Jordan fury over Bostock fee
Simon Jordan says it is 'scandalous' that a tribunal has decided Spurs should pay £700,000 for John Bostock.
Last Updated: 09/07/08 9:23am
Crystal Palace chairman Simon Jordan says it is 'scandalous' that a tribunal has decided Tottenham Hotspur should pay £700,000 for John Bostock.
Teenage midfielder Bostock accepted a move to White Hart Lane in May, but a fee had to be settled by a tribunal after the two clubs were unable to agree on a figure.
Jordan wanted an initial £2million, rising by a further £2.5m, for the 16-year-old, but is unhappy with the tribunal's verdict.
Spurs will stump up £700,000 now, while the sum could eventually climb to £1.25million depending upon appearances.
The decision has infuriated Jordan, with the Palace chairman feeling he had not put an unrealistic value on Bostock.
"I feel mugged and brutalised, it is scandalous, and this sends a message to smaller clubs," said Jordan in The Times. "Why bother to bring players through if tribunals cannot reflect the work that has gone in?"
He added in the Daily Mail: "For a tribunal to reward a purportedly bigger football club in Tottenham to take one of the most gifted young English players in the country for a sum of £700,000 is nothing short of scandalous.
"You get players like Aaron Ramsey, who has gone for £5m from Cardiff to Arsenal because that is the UK transfer market.
"The tribunal, in my view, are supposed to reflect the conditions of the transfer market place. And they came up with a figure of £700,000 for a player who has captained his country at Under 17 level, who is perceived to be one of the best youngsters in the country and is being chased by Barcelona, Arsenal, Manchester United and Chelsea.
"We had a £900,000 offer from Chelsea when he was 14 which we turned down. It's beyond me and it makes me question why I bother with football.
"I have an academy who have produced a world-class footballer for someone else and got paid two-and-sixpence for it. We weren't unrealistic - we didn't try to be clever and put a value of £5m on the player.

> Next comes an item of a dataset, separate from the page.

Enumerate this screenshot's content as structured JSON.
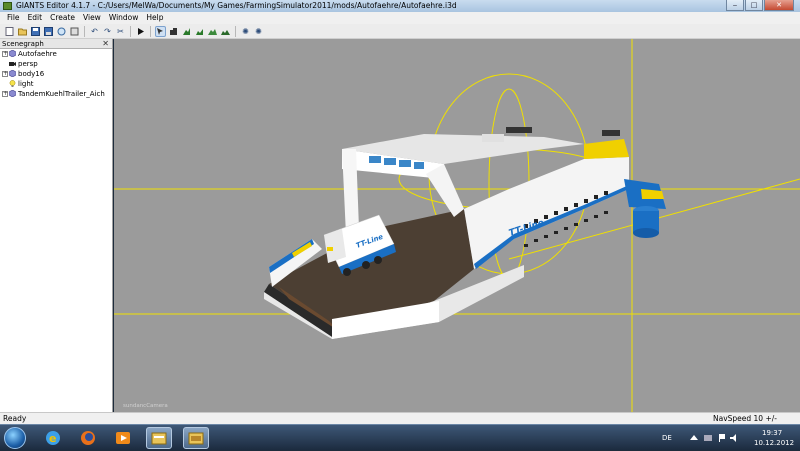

"We simply said this is what the player is worth, these are the reasons why he is worth it and all we wanted was a fair and equitable outcome."